▶ [Work required]:
Pull every line with the word "寺田貴信" out of the entries below.

▶ [Supplied material]:
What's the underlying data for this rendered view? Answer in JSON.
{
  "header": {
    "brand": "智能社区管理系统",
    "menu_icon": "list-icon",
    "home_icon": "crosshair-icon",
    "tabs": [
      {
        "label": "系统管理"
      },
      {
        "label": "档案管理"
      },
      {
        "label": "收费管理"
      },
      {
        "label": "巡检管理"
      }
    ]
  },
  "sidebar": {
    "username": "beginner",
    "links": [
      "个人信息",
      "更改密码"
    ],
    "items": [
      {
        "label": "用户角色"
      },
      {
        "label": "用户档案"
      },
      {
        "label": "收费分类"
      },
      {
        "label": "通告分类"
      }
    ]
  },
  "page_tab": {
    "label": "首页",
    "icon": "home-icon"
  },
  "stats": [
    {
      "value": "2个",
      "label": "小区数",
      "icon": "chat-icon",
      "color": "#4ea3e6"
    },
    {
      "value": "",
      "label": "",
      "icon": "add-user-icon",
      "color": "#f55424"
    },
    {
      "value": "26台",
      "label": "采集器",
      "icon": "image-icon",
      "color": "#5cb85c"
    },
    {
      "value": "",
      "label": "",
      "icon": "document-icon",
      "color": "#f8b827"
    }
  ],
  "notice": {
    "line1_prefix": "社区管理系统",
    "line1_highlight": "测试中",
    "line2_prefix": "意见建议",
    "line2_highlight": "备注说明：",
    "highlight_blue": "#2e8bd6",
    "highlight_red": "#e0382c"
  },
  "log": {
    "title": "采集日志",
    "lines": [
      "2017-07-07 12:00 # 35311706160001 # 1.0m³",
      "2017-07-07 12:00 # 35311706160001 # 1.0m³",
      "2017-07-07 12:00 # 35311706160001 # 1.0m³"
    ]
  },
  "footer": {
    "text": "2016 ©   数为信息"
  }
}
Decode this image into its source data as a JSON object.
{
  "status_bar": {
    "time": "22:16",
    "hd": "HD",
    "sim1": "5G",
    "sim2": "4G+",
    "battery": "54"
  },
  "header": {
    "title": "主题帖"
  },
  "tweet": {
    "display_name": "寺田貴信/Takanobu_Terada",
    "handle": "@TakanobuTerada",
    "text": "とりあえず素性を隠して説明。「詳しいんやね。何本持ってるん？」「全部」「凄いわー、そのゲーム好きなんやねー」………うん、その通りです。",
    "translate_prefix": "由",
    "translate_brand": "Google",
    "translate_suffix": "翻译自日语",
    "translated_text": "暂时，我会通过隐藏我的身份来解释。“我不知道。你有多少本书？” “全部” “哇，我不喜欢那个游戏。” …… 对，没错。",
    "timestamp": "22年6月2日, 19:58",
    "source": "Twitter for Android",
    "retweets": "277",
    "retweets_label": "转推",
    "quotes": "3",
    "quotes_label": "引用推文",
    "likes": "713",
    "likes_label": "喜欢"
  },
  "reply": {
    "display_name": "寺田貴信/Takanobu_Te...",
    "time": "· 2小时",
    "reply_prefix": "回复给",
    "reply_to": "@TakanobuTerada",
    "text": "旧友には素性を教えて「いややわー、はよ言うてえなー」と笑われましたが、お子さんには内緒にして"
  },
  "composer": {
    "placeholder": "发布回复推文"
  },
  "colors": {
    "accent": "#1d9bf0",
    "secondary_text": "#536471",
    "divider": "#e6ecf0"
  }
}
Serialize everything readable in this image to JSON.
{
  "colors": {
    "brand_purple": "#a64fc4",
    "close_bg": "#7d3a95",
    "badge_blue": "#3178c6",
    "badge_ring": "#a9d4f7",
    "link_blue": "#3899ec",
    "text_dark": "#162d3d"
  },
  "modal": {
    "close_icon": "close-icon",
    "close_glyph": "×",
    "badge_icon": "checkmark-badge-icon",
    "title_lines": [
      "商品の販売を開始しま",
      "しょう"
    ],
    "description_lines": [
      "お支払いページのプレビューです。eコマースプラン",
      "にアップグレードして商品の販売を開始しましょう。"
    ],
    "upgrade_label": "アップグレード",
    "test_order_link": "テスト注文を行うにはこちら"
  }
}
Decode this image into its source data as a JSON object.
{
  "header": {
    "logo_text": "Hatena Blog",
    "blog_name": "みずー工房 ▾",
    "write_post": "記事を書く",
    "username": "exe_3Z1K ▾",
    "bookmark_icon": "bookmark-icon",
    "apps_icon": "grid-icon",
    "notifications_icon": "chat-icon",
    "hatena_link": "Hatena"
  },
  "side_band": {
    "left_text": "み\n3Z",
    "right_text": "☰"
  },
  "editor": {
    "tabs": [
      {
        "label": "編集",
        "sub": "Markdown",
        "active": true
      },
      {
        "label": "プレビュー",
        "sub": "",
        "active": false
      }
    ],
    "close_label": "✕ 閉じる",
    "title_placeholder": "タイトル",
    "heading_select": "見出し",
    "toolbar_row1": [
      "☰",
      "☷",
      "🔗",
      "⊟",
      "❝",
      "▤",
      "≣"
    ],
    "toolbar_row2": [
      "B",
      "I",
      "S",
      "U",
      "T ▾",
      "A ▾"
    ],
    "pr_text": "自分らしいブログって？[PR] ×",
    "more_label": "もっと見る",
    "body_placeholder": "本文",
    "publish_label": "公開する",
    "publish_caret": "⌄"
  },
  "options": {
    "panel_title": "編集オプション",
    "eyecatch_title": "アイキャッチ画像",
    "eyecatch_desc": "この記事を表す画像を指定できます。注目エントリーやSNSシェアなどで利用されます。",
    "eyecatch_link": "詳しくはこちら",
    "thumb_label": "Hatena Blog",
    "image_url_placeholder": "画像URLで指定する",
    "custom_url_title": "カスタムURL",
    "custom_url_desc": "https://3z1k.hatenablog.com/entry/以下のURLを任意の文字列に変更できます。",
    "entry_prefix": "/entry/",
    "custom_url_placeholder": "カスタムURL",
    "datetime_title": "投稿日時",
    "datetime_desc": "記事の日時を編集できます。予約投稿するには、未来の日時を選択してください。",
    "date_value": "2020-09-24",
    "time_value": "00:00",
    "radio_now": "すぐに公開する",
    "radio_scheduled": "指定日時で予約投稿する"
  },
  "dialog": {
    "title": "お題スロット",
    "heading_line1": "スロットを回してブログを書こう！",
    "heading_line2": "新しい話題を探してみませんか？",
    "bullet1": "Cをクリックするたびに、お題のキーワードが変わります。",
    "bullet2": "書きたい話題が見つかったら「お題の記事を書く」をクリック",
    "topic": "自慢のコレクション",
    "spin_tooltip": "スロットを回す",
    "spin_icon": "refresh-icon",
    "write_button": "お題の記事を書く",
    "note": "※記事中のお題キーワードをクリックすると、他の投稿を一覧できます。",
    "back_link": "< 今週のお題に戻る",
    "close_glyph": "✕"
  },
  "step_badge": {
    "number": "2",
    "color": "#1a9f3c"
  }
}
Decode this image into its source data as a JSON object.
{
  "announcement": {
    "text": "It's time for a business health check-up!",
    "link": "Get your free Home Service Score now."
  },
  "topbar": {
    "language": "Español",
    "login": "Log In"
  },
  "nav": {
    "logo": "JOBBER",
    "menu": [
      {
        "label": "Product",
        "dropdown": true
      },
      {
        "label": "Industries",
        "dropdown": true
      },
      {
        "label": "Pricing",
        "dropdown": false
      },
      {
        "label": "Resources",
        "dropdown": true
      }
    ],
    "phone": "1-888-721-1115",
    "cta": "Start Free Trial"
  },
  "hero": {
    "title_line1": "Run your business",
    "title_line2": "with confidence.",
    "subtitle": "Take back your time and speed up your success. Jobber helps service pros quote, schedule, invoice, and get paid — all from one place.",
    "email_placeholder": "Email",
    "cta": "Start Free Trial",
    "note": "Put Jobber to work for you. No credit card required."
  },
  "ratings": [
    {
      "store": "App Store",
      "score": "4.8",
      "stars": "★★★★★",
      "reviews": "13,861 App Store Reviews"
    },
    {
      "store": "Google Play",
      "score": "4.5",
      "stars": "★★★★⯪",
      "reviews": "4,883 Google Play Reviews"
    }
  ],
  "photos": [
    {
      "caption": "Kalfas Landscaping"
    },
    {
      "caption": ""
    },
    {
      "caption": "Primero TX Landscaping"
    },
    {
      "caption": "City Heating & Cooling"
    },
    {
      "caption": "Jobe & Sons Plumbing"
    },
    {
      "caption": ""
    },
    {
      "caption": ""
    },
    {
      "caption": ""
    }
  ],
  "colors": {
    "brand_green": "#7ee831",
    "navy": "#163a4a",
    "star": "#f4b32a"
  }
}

▶ [Output]:
    "display_name": "寺田貴信/Takanobu_Terada",
    "display_name": "寺田貴信/Takanobu_Te...",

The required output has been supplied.